The problem: Please print every record that follows, keeping each one exactly as it is.

[Interface dataset entries]
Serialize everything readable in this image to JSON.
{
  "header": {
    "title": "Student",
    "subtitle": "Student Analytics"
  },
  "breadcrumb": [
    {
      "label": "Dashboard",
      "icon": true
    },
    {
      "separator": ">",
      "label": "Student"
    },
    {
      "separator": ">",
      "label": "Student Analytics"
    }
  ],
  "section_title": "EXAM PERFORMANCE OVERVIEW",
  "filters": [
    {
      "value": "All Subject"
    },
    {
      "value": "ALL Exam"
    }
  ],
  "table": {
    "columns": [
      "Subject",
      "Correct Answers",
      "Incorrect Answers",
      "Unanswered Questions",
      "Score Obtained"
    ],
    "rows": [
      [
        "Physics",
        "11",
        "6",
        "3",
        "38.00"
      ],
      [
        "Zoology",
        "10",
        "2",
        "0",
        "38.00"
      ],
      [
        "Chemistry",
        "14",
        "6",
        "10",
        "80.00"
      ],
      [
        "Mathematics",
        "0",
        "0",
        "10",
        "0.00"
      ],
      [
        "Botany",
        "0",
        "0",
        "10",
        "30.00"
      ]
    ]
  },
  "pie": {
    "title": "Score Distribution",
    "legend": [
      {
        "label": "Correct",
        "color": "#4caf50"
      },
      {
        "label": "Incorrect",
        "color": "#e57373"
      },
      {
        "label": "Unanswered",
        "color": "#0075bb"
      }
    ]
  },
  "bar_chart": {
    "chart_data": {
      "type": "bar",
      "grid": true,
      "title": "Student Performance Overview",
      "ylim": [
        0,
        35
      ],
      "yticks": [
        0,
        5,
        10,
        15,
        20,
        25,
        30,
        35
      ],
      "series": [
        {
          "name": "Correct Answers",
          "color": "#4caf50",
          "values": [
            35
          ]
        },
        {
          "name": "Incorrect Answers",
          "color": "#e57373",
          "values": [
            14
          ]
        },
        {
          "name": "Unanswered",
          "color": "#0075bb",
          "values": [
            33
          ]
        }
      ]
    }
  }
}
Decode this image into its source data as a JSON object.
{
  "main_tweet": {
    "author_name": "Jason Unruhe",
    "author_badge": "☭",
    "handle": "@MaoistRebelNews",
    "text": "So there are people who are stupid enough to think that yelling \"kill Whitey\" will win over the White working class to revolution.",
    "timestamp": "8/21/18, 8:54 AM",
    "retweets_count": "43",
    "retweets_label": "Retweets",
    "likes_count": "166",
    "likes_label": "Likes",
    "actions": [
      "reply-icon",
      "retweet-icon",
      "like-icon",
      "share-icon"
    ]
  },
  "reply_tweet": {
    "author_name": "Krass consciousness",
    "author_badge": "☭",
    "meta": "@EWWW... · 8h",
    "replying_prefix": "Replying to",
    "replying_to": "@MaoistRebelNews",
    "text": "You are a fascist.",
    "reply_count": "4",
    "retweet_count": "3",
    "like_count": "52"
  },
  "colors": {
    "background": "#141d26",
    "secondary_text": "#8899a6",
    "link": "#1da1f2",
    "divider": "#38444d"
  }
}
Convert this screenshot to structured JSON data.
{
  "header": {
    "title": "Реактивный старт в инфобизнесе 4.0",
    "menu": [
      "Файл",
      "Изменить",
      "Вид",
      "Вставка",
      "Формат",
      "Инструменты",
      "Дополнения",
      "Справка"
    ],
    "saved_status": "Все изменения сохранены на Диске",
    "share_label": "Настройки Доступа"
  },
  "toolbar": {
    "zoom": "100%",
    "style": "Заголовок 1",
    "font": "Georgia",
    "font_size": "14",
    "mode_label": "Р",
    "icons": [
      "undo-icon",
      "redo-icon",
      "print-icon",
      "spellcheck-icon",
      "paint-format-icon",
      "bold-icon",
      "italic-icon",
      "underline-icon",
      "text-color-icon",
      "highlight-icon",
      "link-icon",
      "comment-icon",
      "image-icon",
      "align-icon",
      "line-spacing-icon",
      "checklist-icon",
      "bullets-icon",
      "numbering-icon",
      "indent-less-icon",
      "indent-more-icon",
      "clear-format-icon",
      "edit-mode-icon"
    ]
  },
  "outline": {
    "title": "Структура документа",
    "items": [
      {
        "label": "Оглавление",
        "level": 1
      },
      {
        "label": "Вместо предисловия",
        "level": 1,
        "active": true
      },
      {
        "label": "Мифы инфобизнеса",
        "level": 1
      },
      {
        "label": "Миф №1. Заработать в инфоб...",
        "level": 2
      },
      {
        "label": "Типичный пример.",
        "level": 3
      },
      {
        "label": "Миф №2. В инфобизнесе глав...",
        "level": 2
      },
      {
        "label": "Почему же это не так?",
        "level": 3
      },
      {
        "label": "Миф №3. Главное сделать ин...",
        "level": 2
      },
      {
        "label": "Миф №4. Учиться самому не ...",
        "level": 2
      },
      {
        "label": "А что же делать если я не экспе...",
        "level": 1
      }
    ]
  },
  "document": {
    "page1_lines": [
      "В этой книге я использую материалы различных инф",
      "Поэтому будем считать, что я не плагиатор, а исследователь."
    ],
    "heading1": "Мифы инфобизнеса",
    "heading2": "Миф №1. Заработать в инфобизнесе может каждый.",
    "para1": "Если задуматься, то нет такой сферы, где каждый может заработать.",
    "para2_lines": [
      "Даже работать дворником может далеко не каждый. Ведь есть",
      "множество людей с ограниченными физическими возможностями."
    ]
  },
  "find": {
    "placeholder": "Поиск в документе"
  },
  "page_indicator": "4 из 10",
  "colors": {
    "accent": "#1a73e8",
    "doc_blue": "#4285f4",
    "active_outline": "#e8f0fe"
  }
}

Completed task:
Serialize everything readable in this image to JSON.
{
  "header": {
    "title": "Student",
    "subtitle": "Student Analytics"
  },
  "breadcrumb": [
    {
      "label": "Dashboard",
      "icon": true
    },
    {
      "separator": ">",
      "label": "Student"
    },
    {
      "separator": ">",
      "label": "Student Analytics"
    }
  ],
  "section_title": "EXAM PERFORMANCE OVERVIEW",
  "filters": [
    {
      "value": "All Subject"
    },
    {
      "value": "ALL Exam"
    }
  ],
  "table": {
    "columns": [
      "Subject",
      "Correct Answers",
      "Incorrect Answers",
      "Unanswered Questions",
      "Score Obtained"
    ],
    "rows": [
      [
        "Physics",
        "11",
        "6",
        "3",
        "38.00"
      ],
      [
        "Zoology",
        "10",
        "2",
        "0",
        "38.00"
      ],
      [
        "Chemistry",
        "14",
        "6",
        "10",
        "80.00"
      ],
      [
        "Mathematics",
        "0",
        "0",
        "10",
        "0.00"
      ],
      [
        "Botany",
        "0",
        "0",
        "10",
        "30.00"
      ]
    ]
  },
  "pie": {
    "title": "Score Distribution",
    "legend": [
      {
        "label": "Correct",
        "color": "#4caf50"
      },
      {
        "label": "Incorrect",
        "color": "#e57373"
      },
      {
        "label": "Unanswered",
        "color": "#0075bb"
      }
    ]
  },
  "bar_chart": {
    "chart_data": {
      "type": "bar",
      "grid": true,
      "title": "Student Performance Overview",
      "ylim": [
        0,
        35
      ],
      "yticks": [
        0,
        5,
        10,
        15,
        20,
        25,
        30,
        35
      ],
      "series": [
        {
          "name": "Correct Answers",
          "color": "#4caf50",
          "values": [
            35
          ]
        },
        {
          "name": "Incorrect Answers",
          "color": "#e57373",
          "values": [
            14
          ]
        },
        {
          "name": "Unanswered",
          "color": "#0075bb",
          "values": [
            33
          ]
        }
      ]
    }
  }
}
Decode this image into its source data as a JSON object.
{
  "main_tweet": {
    "author_name": "Jason Unruhe",
    "author_badge": "☭",
    "handle": "@MaoistRebelNews",
    "text": "So there are people who are stupid enough to think that yelling \"kill Whitey\" will win over the White working class to revolution.",
    "timestamp": "8/21/18, 8:54 AM",
    "retweets_count": "43",
    "retweets_label": "Retweets",
    "likes_count": "166",
    "likes_label": "Likes",
    "actions": [
      "reply-icon",
      "retweet-icon",
      "like-icon",
      "share-icon"
    ]
  },
  "reply_tweet": {
    "author_name": "Krass consciousness",
    "author_badge": "☭",
    "meta": "@EWWW... · 8h",
    "replying_prefix": "Replying to",
    "replying_to": "@MaoistRebelNews",
    "text": "You are a fascist.",
    "reply_count": "4",
    "retweet_count": "3",
    "like_count": "52"
  },
  "colors": {
    "background": "#141d26",
    "secondary_text": "#8899a6",
    "link": "#1da1f2",
    "divider": "#38444d"
  }
}
Convert this screenshot to structured JSON data.
{
  "header": {
    "title": "Реактивный старт в инфобизнесе 4.0",
    "menu": [
      "Файл",
      "Изменить",
      "Вид",
      "Вставка",
      "Формат",
      "Инструменты",
      "Дополнения",
      "Справка"
    ],
    "saved_status": "Все изменения сохранены на Диске",
    "share_label": "Настройки Доступа"
  },
  "toolbar": {
    "zoom": "100%",
    "style": "Заголовок 1",
    "font": "Georgia",
    "font_size": "14",
    "mode_label": "Р",
    "icons": [
      "undo-icon",
      "redo-icon",
      "print-icon",
      "spellcheck-icon",
      "paint-format-icon",
      "bold-icon",
      "italic-icon",
      "underline-icon",
      "text-color-icon",
      "highlight-icon",
      "link-icon",
      "comment-icon",
      "image-icon",
      "align-icon",
      "line-spacing-icon",
      "checklist-icon",
      "bullets-icon",
      "numbering-icon",
      "indent-less-icon",
      "indent-more-icon",
      "clear-format-icon",
      "edit-mode-icon"
    ]
  },
  "outline": {
    "title": "Структура документа",
    "items": [
      {
        "label": "Оглавление",
        "level": 1
      },
      {
        "label": "Вместо предисловия",
        "level": 1,
        "active": true
      },
      {
        "label": "Мифы инфобизнеса",
        "level": 1
      },
      {
        "label": "Миф №1. Заработать в инфоб...",
        "level": 2
      },
      {
        "label": "Типичный пример.",
        "level": 3
      },
      {
        "label": "Миф №2. В инфобизнесе глав...",
        "level": 2
      },
      {
        "label": "Почему же это не так?",
        "level": 3
      },
      {
        "label": "Миф №3. Главное сделать ин...",
        "level": 2
      },
      {
        "label": "Миф №4. Учиться самому не ...",
        "level": 2
      },
      {
        "label": "А что же делать если я не экспе...",
        "level": 1
      }
    ]
  },
  "document": {
    "page1_lines": [
      "В этой книге я использую материалы различных инф",
      "Поэтому будем считать, что я не плагиатор, а исследователь."
    ],
    "heading1": "Мифы инфобизнеса",
    "heading2": "Миф №1. Заработать в инфобизнесе может каждый.",
    "para1": "Если задуматься, то нет такой сферы, где каждый может заработать.",
    "para2_lines": [
      "Даже работать дворником может далеко не каждый. Ведь есть",
      "множество людей с ограниченными физическими возможностями."
    ]
  },
  "find": {
    "placeholder": "Поиск в документе"
  },
  "page_indicator": "4 из 10",
  "colors": {
    "accent": "#1a73e8",
    "doc_blue": "#4285f4",
    "active_outline": "#e8f0fe"
  }
}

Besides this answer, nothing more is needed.